Unfinished Photography
What If It's Never Printed?
Since I was schooled in the craft of photography in the "old school", I personally look at photography as unfinished until it's printed.

I did a study once that seems to say that only about 15% of photographs taken are printed. Although I am not saying this statistic to be true, but I would guess that the number of images captured on cell phones cameras would probably number as many prints made in a year.

But one must remember that back in "old school" we didn't have digital devices to view our images with,like we have today. In fact most digital devices will let you see the photograph immediately after taking it.

Since I shoot with a digital SLR, I also have many more images that I capture than the ones I print. I have a large format printer and have printed images and canvas in various galleries, I probably print more images than many photographers do. Taken into consideration that even many wedding photographers are delivering the final product on CD and not printing them as in the old days.

One of the things we can do now, is to print virtually any digital image we can capture with a camera or create on the computer. This allows photographers to fine tune dust marks and specs, background removals,composite images and create fantasy images not able to be captured in one scene with a camera.

Like the images from my Whimsical Works... They are images I captured in the camera but not all at once. After compositing them on the computer, I can print them out as a final image that appears to all be part of the scene captured at once.

I couldn't even begin to think of the number of images I capture that don't get printed. Although I probably look at most all of my images on a 24" computer screen, it is just not the same feeling as holding an actual print of the image in your hands.

It was just the other day I noticed the dust building up on the battery grip, so I put in a fresh battery and mounted it onto the camera and at least fired off a few frames amidst that winter dull-drum where we seem to not go out and just shoot. I popped my Cat In The Hat Funko Pop onto my car and tried a few shots with not only my favorite 85mm fast glass but also exposed at ISO 32.

I was actually quite pleased with the final image and it felt good spend some effort and time on producing a new image. But there was still to me... something missing.

Although it looked really cool to me on a 24" monitor, I really wanted to hold it in my hands as a printed image. And so... I did just that, by printing a proof at 6x9" to check color match and flaws.
And then, the image I envisioned on the back of my car earlier, was now a richly saturated 6x9 GiClee I held in my hands.

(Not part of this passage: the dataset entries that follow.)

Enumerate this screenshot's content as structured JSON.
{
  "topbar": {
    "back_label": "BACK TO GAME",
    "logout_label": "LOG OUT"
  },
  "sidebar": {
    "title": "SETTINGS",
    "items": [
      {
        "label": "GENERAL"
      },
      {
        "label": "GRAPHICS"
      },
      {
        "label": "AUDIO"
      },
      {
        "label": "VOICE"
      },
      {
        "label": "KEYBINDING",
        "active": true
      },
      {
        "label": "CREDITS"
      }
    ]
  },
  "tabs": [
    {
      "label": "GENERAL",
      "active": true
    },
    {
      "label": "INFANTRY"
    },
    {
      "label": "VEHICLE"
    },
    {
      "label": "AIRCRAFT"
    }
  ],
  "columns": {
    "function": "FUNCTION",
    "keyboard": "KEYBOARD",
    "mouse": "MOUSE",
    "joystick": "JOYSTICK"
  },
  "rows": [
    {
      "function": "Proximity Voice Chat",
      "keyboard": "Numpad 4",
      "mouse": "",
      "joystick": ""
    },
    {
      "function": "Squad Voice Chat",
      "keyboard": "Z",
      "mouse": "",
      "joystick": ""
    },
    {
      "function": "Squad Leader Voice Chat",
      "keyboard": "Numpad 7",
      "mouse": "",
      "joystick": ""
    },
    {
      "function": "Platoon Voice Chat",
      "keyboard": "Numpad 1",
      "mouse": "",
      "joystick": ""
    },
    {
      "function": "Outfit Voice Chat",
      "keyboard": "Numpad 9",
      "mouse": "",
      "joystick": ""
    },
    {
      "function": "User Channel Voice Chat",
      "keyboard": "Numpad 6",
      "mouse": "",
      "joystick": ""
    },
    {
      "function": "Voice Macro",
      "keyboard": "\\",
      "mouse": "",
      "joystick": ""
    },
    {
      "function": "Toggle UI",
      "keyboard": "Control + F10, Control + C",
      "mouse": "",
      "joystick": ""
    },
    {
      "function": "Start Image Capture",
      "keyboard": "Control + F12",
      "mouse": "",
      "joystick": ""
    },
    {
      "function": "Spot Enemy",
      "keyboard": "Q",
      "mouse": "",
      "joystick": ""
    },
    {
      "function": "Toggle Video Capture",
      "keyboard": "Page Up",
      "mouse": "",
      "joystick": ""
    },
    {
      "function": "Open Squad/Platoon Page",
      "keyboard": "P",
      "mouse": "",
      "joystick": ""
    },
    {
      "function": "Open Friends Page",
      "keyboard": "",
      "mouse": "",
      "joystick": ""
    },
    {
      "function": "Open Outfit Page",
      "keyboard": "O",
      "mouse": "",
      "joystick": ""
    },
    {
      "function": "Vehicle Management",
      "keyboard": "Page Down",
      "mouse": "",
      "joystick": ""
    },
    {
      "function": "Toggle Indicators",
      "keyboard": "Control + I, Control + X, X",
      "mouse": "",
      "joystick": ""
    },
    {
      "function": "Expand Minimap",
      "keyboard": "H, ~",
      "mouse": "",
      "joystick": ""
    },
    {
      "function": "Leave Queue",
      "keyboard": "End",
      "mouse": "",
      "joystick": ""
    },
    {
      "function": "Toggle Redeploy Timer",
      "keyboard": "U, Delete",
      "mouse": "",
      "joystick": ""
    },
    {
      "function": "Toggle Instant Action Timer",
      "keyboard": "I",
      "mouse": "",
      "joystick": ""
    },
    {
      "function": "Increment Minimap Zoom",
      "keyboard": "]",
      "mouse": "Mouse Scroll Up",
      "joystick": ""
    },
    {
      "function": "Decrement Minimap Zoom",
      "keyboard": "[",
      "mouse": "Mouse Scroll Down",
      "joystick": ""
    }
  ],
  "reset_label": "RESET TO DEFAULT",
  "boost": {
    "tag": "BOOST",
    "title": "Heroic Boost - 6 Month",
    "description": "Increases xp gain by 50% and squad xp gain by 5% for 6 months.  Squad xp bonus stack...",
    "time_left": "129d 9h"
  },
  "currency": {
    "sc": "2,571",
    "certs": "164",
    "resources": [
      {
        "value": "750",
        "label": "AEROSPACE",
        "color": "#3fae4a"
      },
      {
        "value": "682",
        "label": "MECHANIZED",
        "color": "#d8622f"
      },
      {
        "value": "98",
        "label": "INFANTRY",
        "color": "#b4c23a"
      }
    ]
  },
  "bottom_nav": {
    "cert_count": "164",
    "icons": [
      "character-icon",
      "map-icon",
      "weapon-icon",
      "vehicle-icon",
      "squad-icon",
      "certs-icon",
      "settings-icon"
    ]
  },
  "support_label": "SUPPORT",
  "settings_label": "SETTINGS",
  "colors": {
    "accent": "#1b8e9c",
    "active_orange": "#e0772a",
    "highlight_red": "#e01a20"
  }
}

Lower Cost = More Prints
Since the cost of producing digital prints and fine art GiClee has been reduced ten fold since when the technology first hit in the early 2000's. One would think that more prints are being made with the enormous amount of photo quality ink jet printers that have been sold just in the last 10 years alone.

I would also guess to say that a lot of printers that are sold, are rarely used for printing photos even though they may have been purchased with that purpose in mind.

But as the film developing and printing business has dropped off, many quick labs like Walgreen's and Walmart have converted their operation into digital print services. Not only offering prints and canvas, you can also get a CD of your images.

I got the idea about ten years ago to buy my own printer instead of having my works printed for me in a commercial shop. My thought was that I could produce prints much cheaper than if I bought them from an outside source.

My idea was right. Having my own printer over the years has allowed me to keep a running inventory of about 200 prints for shows and galleries on hand at my house. They are ready to be delivered or shipped to the galleries... printed, hand roller coated with texture varnish, mounted on foam-core and slid inside a polyvinyl sleeve for protection.

It may not be the cost of printing or the time involved that keeps you from it. The needs of the images captured may be only to view them on a mobile device or computer screen, to relive the moment in your mind again, just as we do with prints in our hands

Virtual Galleries
It's not really an old school vs new school debate either. I shoot literally hundreds of images for my oneSixtyFourth.info web site. Its a virtual gallery of 1/64th scale cars I love to collect and photograph but never actually print any of the dozen or so per month I capture and post.

Things like Weddings and Special Events can be photographed and Online the same day. No waiting on prints to be made, and digital photos open the audience to millions instead of just the lucky ones to see the proof album. For many photographers, the Online portfolio is their best tool of presentation. Anyone at any moment can view the works on a mobile device or computer.

Although the number of prints being produced is considerably less than the days before digital photography, yet, it is obvious with the zillions of phones and mobile devices being able to take photographs, that the number of images captured in a year would far exceed that number from the pre-digital days.

And, just like most other subjects in the craft of Photography, it really matters on what the final presentation will be, and not about anything having to fit some rulebook of decisions. Some areas have just shifted which has made advances in the industry.

While wedding pro's don't get as many prints as they once did, the fine artist now can get affordable prints made and therefore helping boost the number of artist and others having prints made.

Cover | About TPE | Previous Issues | Workshops | Gallery 5
Website Designed & Powered by Doctorsid Visual Media